Data records:
☆ ☆ ☆ ☆ ☆ ☆ ☆

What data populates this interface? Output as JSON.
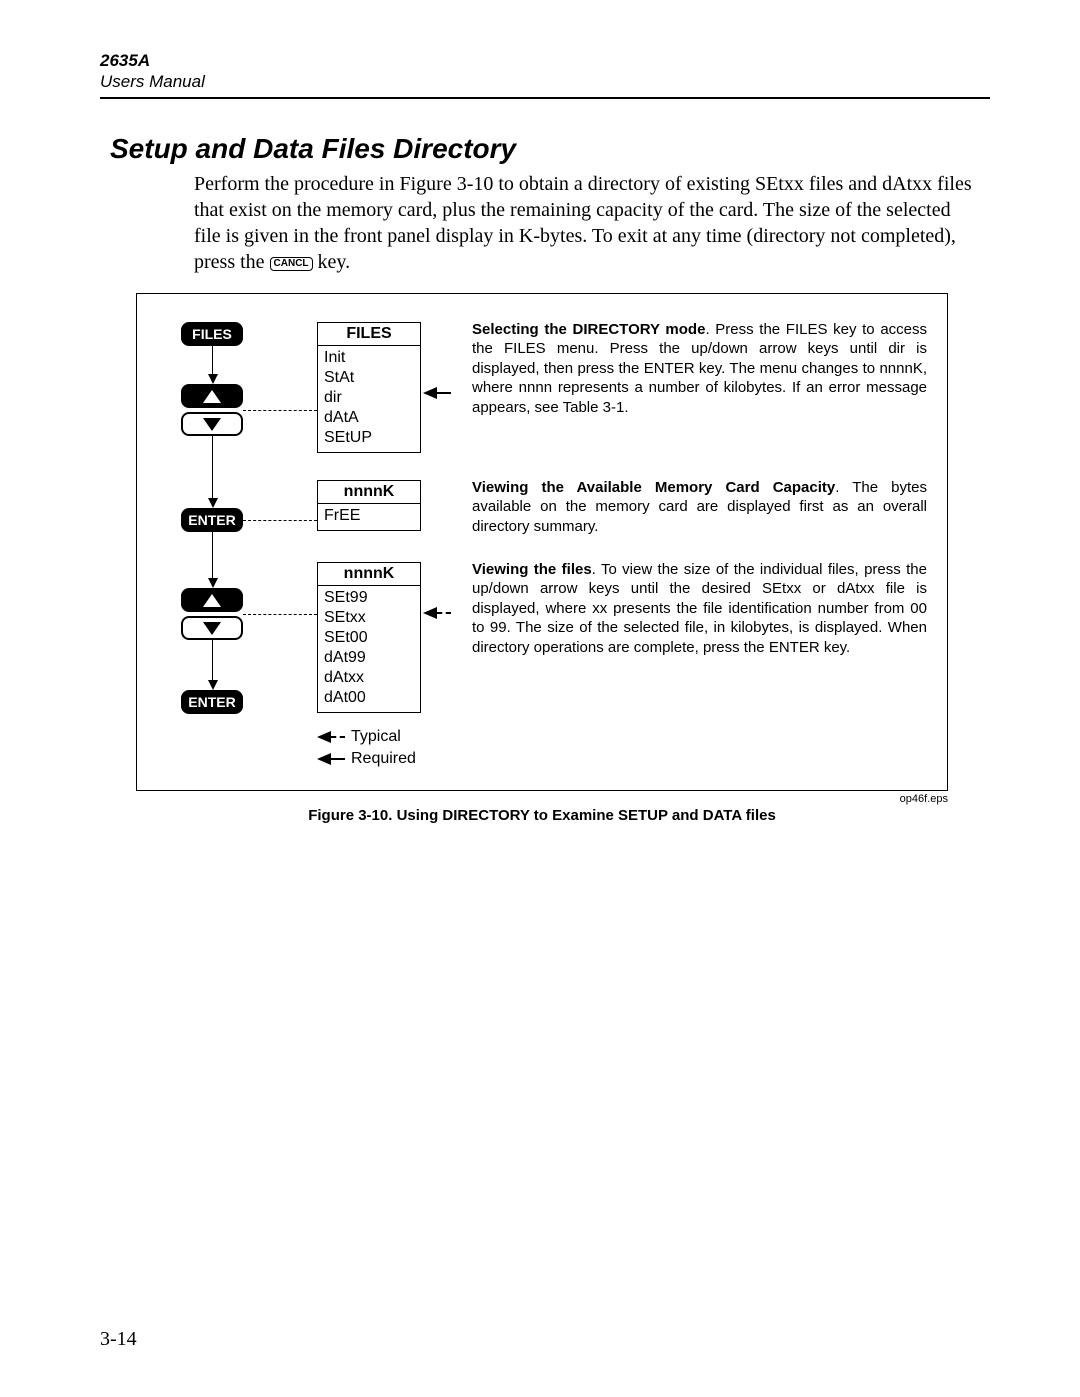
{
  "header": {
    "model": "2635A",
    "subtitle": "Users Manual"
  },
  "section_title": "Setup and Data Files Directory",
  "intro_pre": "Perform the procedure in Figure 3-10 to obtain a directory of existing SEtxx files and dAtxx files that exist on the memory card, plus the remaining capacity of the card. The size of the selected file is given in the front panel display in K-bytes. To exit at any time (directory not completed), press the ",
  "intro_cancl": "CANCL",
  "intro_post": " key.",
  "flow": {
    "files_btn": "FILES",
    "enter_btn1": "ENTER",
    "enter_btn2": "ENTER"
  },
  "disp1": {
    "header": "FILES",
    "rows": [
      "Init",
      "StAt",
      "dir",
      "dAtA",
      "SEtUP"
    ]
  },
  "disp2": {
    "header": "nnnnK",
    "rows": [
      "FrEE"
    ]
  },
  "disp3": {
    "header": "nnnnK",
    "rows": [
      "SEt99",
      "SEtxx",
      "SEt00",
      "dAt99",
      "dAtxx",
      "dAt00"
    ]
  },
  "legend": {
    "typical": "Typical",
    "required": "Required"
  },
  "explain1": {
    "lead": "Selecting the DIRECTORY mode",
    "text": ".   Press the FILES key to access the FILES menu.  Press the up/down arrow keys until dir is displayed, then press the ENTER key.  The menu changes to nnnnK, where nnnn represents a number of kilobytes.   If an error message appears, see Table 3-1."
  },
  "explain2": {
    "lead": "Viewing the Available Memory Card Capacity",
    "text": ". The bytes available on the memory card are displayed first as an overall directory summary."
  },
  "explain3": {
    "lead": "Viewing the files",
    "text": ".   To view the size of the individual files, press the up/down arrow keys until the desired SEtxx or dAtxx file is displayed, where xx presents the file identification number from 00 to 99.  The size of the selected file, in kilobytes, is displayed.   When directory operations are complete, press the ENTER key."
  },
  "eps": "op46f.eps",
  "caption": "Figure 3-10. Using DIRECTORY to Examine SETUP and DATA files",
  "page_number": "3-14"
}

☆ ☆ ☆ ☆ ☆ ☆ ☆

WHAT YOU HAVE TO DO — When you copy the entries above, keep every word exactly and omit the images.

OUTPUT OF THE TASK —
What data populates this interface? Output as JSON.
{
  "header": {
    "model": "2635A",
    "subtitle": "Users Manual"
  },
  "section_title": "Setup and Data Files Directory",
  "intro_pre": "Perform the procedure in Figure 3-10 to obtain a directory of existing SEtxx files and dAtxx files that exist on the memory card, plus the remaining capacity of the card. The size of the selected file is given in the front panel display in K-bytes. To exit at any time (directory not completed), press the ",
  "intro_cancl": "CANCL",
  "intro_post": " key.",
  "flow": {
    "files_btn": "FILES",
    "enter_btn1": "ENTER",
    "enter_btn2": "ENTER"
  },
  "disp1": {
    "header": "FILES",
    "rows": [
      "Init",
      "StAt",
      "dir",
      "dAtA",
      "SEtUP"
    ]
  },
  "disp2": {
    "header": "nnnnK",
    "rows": [
      "FrEE"
    ]
  },
  "disp3": {
    "header": "nnnnK",
    "rows": [
      "SEt99",
      "SEtxx",
      "SEt00",
      "dAt99",
      "dAtxx",
      "dAt00"
    ]
  },
  "legend": {
    "typical": "Typical",
    "required": "Required"
  },
  "explain1": {
    "lead": "Selecting the DIRECTORY mode",
    "text": ".   Press the FILES key to access the FILES menu.  Press the up/down arrow keys until dir is displayed, then press the ENTER key.  The menu changes to nnnnK, where nnnn represents a number of kilobytes.   If an error message appears, see Table 3-1."
  },
  "explain2": {
    "lead": "Viewing the Available Memory Card Capacity",
    "text": ". The bytes available on the memory card are displayed first as an overall directory summary."
  },
  "explain3": {
    "lead": "Viewing the files",
    "text": ".   To view the size of the individual files, press the up/down arrow keys until the desired SEtxx or dAtxx file is displayed, where xx presents the file identification number from 00 to 99.  The size of the selected file, in kilobytes, is displayed.   When directory operations are complete, press the ENTER key."
  },
  "eps": "op46f.eps",
  "caption": "Figure 3-10. Using DIRECTORY to Examine SETUP and DATA files",
  "page_number": "3-14"
}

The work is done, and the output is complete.